Parents of students who are taking the SAT test on Saturday or getting ready for the next one in May know that test prep can be an expensive proposition, limited mainly to affluent families who can afford expensive private tutoring sessions. But in a deepening recession that has forced families to cut back, the test-prep industry has responded by lowering prices. And business is booming.
One of the biggest low-cost growth areas is in online tutoring, a relatively new addition to the $4 billion test prep industry. The Princeton Review's cheapest online program which includes three weeks of access to practice tests and online office hours with a certified instructor will set you back a mere $85, less than a quarter of what the company charges for a single hour with a flesh-and-blood tutor; enrollment in its online offerings grew 15% in 2008. Over at Academic Approach, online programs are also enjoying double-digit growth. They're more expensive $499.99 for 45 instructional videos and over 375 lessons but still a bargain compared to $100-to-$200 an hour the company charges for in-person tutoring at its bricks-and-mortar centers in Chicago, Boston, and New York. Another not-so-surprising sign of the times: for $99 a month, TutorVista will set you up with an online tutor in Bangalore. (See pictures of the college dorm's evolution.)
Test prep teachers acknowledge that giving up the face-to-face mentoring aspect of tutoring could have a downside, namely that there's often no one cracking the whip to force kids to study. But for many students, scheduling cyber tutoring is more manageable than a marathon weekend session offline. Quinn McMahon, 18, a senior at the Thacher School in Ojai, Calif., for example, squeezed in an hour per week of online ACT prep this fall along with supplementary phone calls to an Academic Approach tutor in between football practice and studying for his four Advanced Placement courses. "I don't really have time to meet for long periods of time with someone," he says. "If I had a free period, I could just set it up right then, within five minutes."

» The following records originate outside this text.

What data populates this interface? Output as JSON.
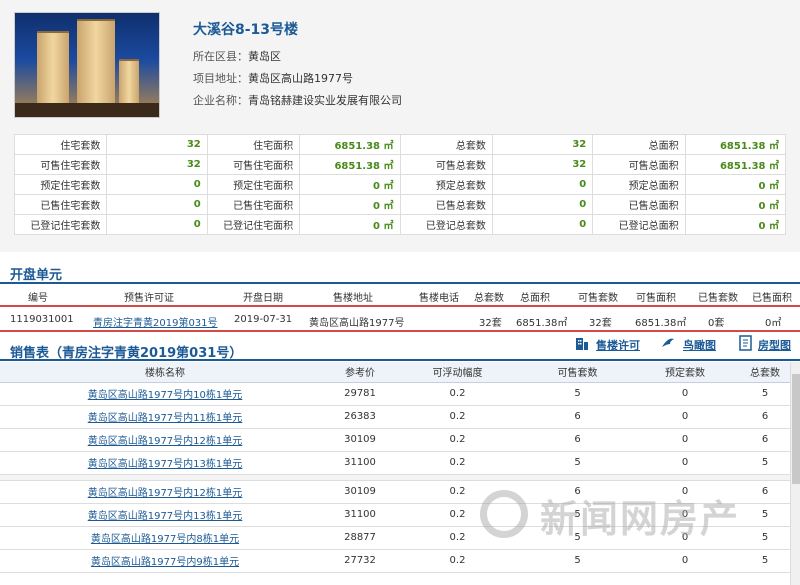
{
  "project": {
    "title": "大溪谷8-13号楼",
    "district_label": "所在区县：",
    "district": "黄岛区",
    "address_label": "项目地址：",
    "address": "黄岛区高山路1977号",
    "company_label": "企业名称：",
    "company": "青岛铭赫建设实业发展有限公司"
  },
  "stats": [
    [
      "住宅套数",
      "32",
      "住宅面积",
      "6851.38 ㎡",
      "总套数",
      "32",
      "总面积",
      "6851.38 ㎡"
    ],
    [
      "可售住宅套数",
      "32",
      "可售住宅面积",
      "6851.38 ㎡",
      "可售总套数",
      "32",
      "可售总面积",
      "6851.38 ㎡"
    ],
    [
      "预定住宅套数",
      "0",
      "预定住宅面积",
      "0 ㎡",
      "预定总套数",
      "0",
      "预定总面积",
      "0 ㎡"
    ],
    [
      "已售住宅套数",
      "0",
      "已售住宅面积",
      "0 ㎡",
      "已售总套数",
      "0",
      "已售总面积",
      "0 ㎡"
    ],
    [
      "已登记住宅套数",
      "0",
      "已登记住宅面积",
      "0 ㎡",
      "已登记总套数",
      "0",
      "已登记总面积",
      "0 ㎡"
    ]
  ],
  "opening": {
    "title": "开盘单元",
    "headers": [
      "编号",
      "预售许可证",
      "开盘日期",
      "售楼地址",
      "售楼电话",
      "总套数",
      "总面积",
      "可售套数",
      "可售面积",
      "已售套数",
      "已售面积"
    ],
    "row": {
      "id": "1119031001",
      "permit": "青房注字青黄2019第031号",
      "date": "2019-07-31",
      "address": "黄岛区高山路1977号",
      "phone": "",
      "total": "32套",
      "area": "6851.38㎡",
      "avail": "32套",
      "avail_area": "6851.38㎡",
      "sold": "0套",
      "sold_area": "0㎡"
    }
  },
  "sales": {
    "title": "销售表（青房注字青黄2019第031号）",
    "btn_permit": "售楼许可",
    "btn_aerial": "鸟瞰图",
    "btn_layout": "房型图",
    "headers": [
      "楼栋名称",
      "参考价",
      "可浮动幅度",
      "可售套数",
      "预定套数",
      "总套数"
    ],
    "rows": [
      [
        "黄岛区高山路1977号内10栋1单元",
        "29781",
        "0.2",
        "5",
        "0",
        "5"
      ],
      [
        "黄岛区高山路1977号内11栋1单元",
        "26383",
        "0.2",
        "6",
        "0",
        "6"
      ],
      [
        "黄岛区高山路1977号内12栋1单元",
        "30109",
        "0.2",
        "6",
        "0",
        "6"
      ],
      [
        "黄岛区高山路1977号内13栋1单元",
        "31100",
        "0.2",
        "5",
        "0",
        "5"
      ],
      [
        "黄岛区高山路1977号内12栋1单元",
        "30109",
        "0.2",
        "6",
        "0",
        "6"
      ],
      [
        "黄岛区高山路1977号内13栋1单元",
        "31100",
        "0.2",
        "5",
        "0",
        "5"
      ],
      [
        "黄岛区高山路1977号内8栋1单元",
        "28877",
        "0.2",
        "5",
        "0",
        "5"
      ],
      [
        "黄岛区高山路1977号内9栋1单元",
        "27732",
        "0.2",
        "5",
        "0",
        "5"
      ]
    ]
  },
  "watermark": "新闻网房产"
}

And, of course, the price is right, particularly for the suddenly cash-strapped families who in recent years coughed up extravagant sums for private tutoring. Laura Wilson, founder of WilsonDailyPrep, based in wealthy Chappaqua, N.Y., says she regularly gets calls from parents who had signed their children up for private tutoring but are now hoping to scale back. Many are choosing to fill in the gaps through the online program Wilson launched in October, which already boasts 470 students. Parents are also turning to Academic Approach, which has ramped up its online program within the last year: "They're coming back for Child No. 2 and now saying, rather than work with that slightly more expensive, one-on-one tutor, they would like to try the online situation now," says CEO Matthew Pietrafetta. (See TIME's special report on paying for college.)
In addition to growing their online presence, test prep programs are expanding into an often subsidized arena: tutoring by public and private schools. While not a new idea, these in-school programs are increasingly appealing in this economy, tutors say. The Princeton Review is in talks with five states about integrating SAT or ACT prep into all of their districts. Some schools help knock 20% to 30% off students' fees by offering use of their classrooms at no charge to the test prep company. Other districts pick up the entire tab of the Princeton Review program, offering it to students as part of their regular curriculum.
It's not just wealthy districts, either. Kaplan has started prep programs in economically troubled cities like Detroit and Stockton, Calif., where the courses are school-funded and free for students. PrepMe is working with the state of Maine as well as inner city charter schools across the Midwest, with full funding from philanthropists or the schools themselves. Aside from partnerships with high schools in the wealthy New York suburbs of Brewster and Harrison, WilsonDailyPrep also recently signed on to offer discounted online programs at Riverside High School in Yonkers, N.Y., a city where a quarter of people under 18 live below the poverty line, and Columbus High in the Bronx, where students pass through metal detectors on the way to class. "There's a huge priority among educators and private and public schools to be able to get those services to those students who need it most," says Pietrafetta, who is spearheading partnerships between Academic Approach and schools in Chicago, Boston, and New York. "The move is to make it equitable, accessible to all, so it's not just a property of the rich."